Hyperbaric oxygen therapy (HBOT) and especially so-called mild HBOT (inflatable bags) are widely used off-label to treat
autism at independent clinics and at home. Proponents hypothesize that HBOT enhances or restores neurologic function by oxygenating
the brain or flushing toxins from cells, blood, tissues, and organs. The clinical evidence in the peer-reviewed medical literature
does not support this physiologic rationale or the use of HBOT to treat autism spectrum disorder. The
US Food and Drug Administration (FDA) mentions autism specifically in its
about the potential dangers of using hyperbaric oxygen therapy to treat off-label conditions.
People living with autism, beware. Perhaps no patient community today is so beset by healthcare fraud and quackery. Hyperbaric
oxygen therapy has gotten caught up in a powerful movement away from evidence-based practice and toward alternative therapists
promising miracle cures. Their claims are as wild as their HBOT is mild. What thin evidence we have on HBOT for autism (see
Rossignol, et al, 2012)
is fraught with contradictions and undercut by investigator bias. Thankfully, patients and families can turn to a growing network
of trustworthy autism educators and caregivers.
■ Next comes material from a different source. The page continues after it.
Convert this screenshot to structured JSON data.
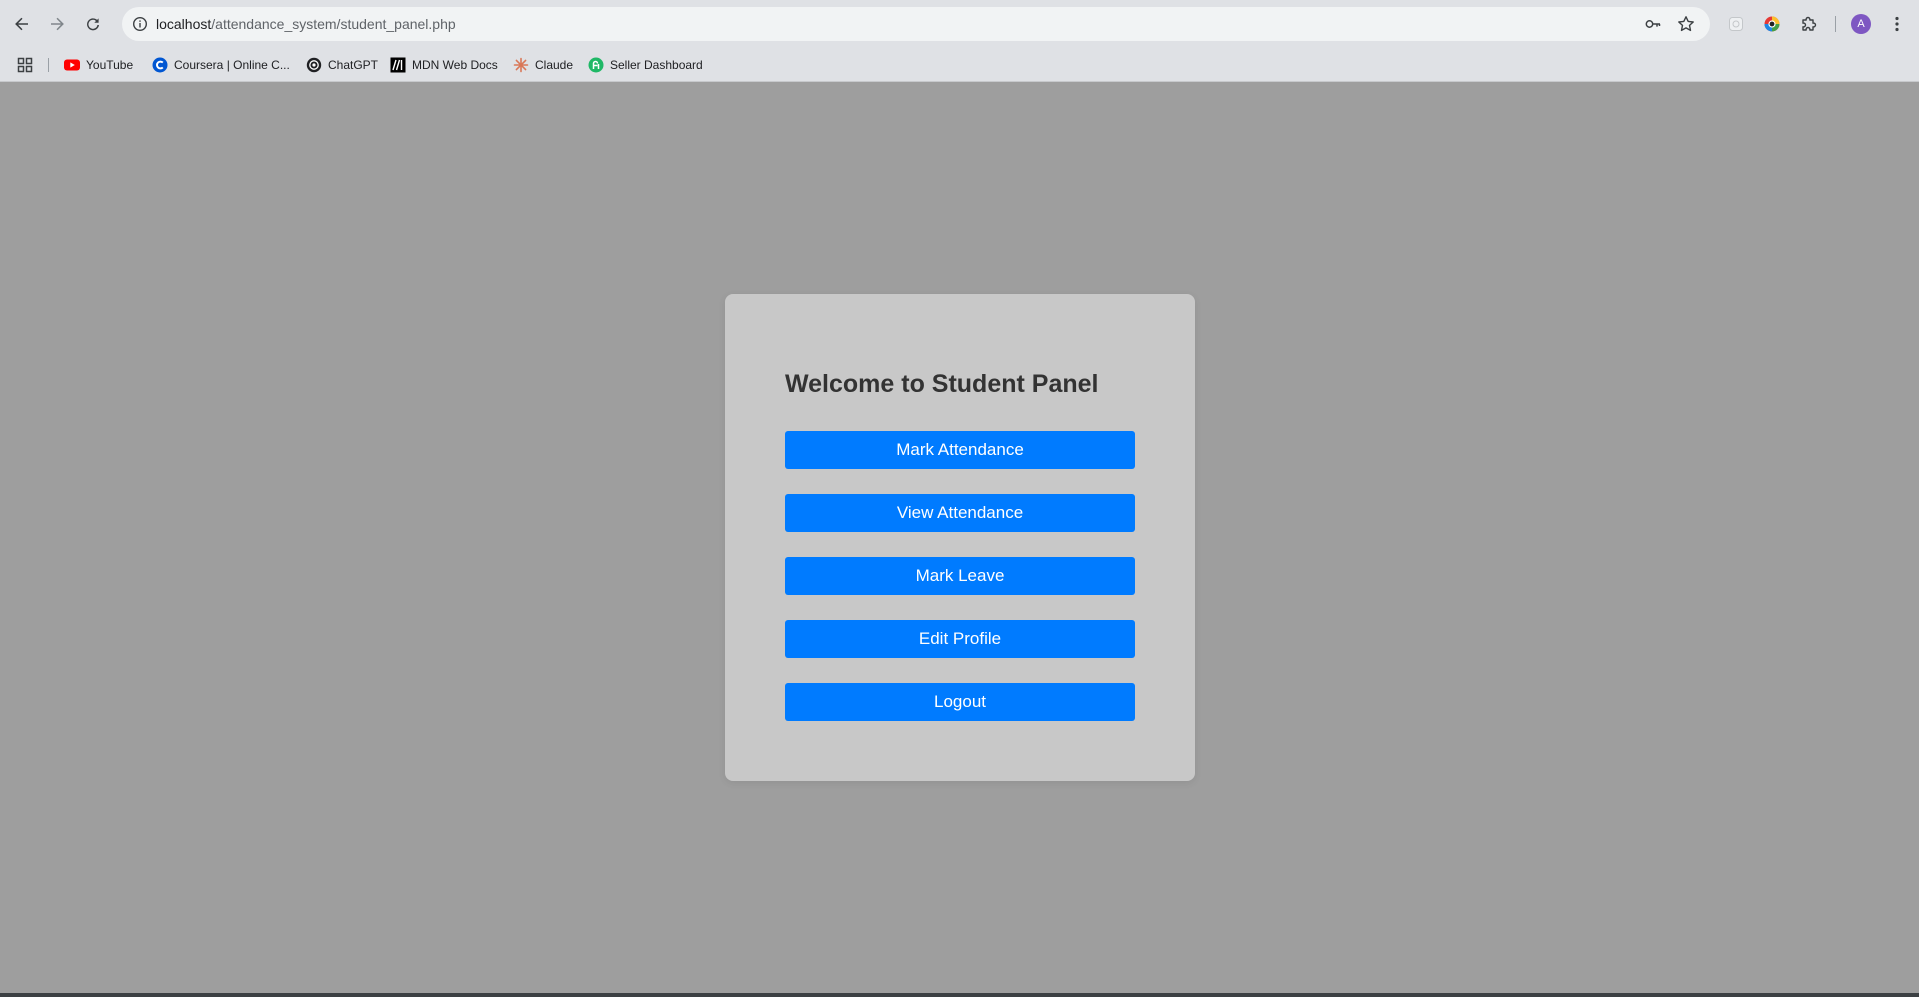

The first signs of ASD typically emerge before age 3. Early diagnosis is the key to
success with evidence-based autism therapy, including applied behavior analysis (ABA) and other proven methodologies.
Given the absence of published results from controlled, double-blind studies by research hospitals and the solidified doubt
in the scientific community about the quality of other research, we see no substantial basis for moving the Evidence Index
rating for autism beyond None.